David and Tom Gardner recently interviewed Starbucks (Nasdaq: SBUX) Chairman Howard Schultz on The Motley Fool Radio Show on NPR. This is the third of five parts.

TMF: According to our Fool research, Howard, around half of Americans avoid coffee. What, if anything, can Starbucks do to appeal to those non-coffee drinkers?

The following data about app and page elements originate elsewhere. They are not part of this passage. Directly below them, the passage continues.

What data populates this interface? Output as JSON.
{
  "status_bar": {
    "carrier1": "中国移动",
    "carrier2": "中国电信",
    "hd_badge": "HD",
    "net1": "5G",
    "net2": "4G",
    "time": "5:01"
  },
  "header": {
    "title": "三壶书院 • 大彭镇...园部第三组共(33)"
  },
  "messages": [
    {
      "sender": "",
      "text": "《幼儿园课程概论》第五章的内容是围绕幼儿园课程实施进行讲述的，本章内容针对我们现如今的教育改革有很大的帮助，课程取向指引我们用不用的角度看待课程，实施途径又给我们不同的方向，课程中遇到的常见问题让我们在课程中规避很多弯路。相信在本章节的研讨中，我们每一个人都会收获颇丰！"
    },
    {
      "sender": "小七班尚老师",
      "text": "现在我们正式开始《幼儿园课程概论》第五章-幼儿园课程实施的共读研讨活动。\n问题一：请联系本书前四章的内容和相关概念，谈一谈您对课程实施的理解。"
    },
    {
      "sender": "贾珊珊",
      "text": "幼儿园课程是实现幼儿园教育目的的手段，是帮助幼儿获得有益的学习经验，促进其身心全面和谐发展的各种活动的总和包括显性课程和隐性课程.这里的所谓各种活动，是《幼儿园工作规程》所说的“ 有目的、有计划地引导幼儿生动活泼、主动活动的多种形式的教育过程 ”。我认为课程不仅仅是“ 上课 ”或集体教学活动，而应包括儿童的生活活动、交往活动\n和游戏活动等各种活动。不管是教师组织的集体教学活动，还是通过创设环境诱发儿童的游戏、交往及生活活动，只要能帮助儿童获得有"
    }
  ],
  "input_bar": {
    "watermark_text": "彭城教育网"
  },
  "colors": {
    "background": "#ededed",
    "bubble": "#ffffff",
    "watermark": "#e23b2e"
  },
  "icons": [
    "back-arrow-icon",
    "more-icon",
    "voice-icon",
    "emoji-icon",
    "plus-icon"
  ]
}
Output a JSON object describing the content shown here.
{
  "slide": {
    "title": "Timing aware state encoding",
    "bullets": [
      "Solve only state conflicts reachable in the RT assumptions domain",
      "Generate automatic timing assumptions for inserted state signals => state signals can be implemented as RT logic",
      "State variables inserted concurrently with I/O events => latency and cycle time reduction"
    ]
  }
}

Schultz: Well, it is interesting you should ask that because tomorrow we introduce nationally three new coffee drinks: strawberry and cream, vanilla, and a chocolate drink that is non-coffee related in time for the season. It is a Frappuccino-based cold drink. We are continuing to recognize that our customer base is using our stores very differently than in the years past. Five years our stores used to close at 6, 7 o'clock at night. Now the stores are open way into the evening hours, and we are doing as much business in the afternoon and evening as we did in the morning. People want non-coffee or decaffeinated beverages. Our audience also is skewing younger than ever before. We have to create beverages for younger children that does not have caffeine in it. Clearly, we are looking at ways in which we can create good-for-you products as well.

TMF: Howard Schultz, what is your Starbucks drink of choice?

Schultz: I drink a French-press black coffee in the morning at home, and then on my way to work I stop at a Starbucks store and have an Espresso Macchiato. 

TMF: How much coffee are you drinking in the course of a day? 

Schultz: Probably four cups a day.

TMF: Howard, Time magazine recently named you one of America's most influential people. We want to give you a chance to wield that influence with our audience. What is one thing our listeners can do to make the world a better place? And by the way, you are not allowed to use the word "Starbucks" in your answer.

Schultz: I think the recommendation I would have is that to balance our respective lives personally and professionally with as much benevolence to those people who are less fortunate as possible. There are so many people being left behind. Specifically, the interest I have is in people who are illiterate. There are 40 million people in America who are functionally illiterate. Most of them are a very young age and from underserved communities. Trying to help young people learn how to read and write is a great way to give back.

Tomorrow: The vision behind Starbucks, and Schultz comments on his best and worst business decisions during his tenure at the company.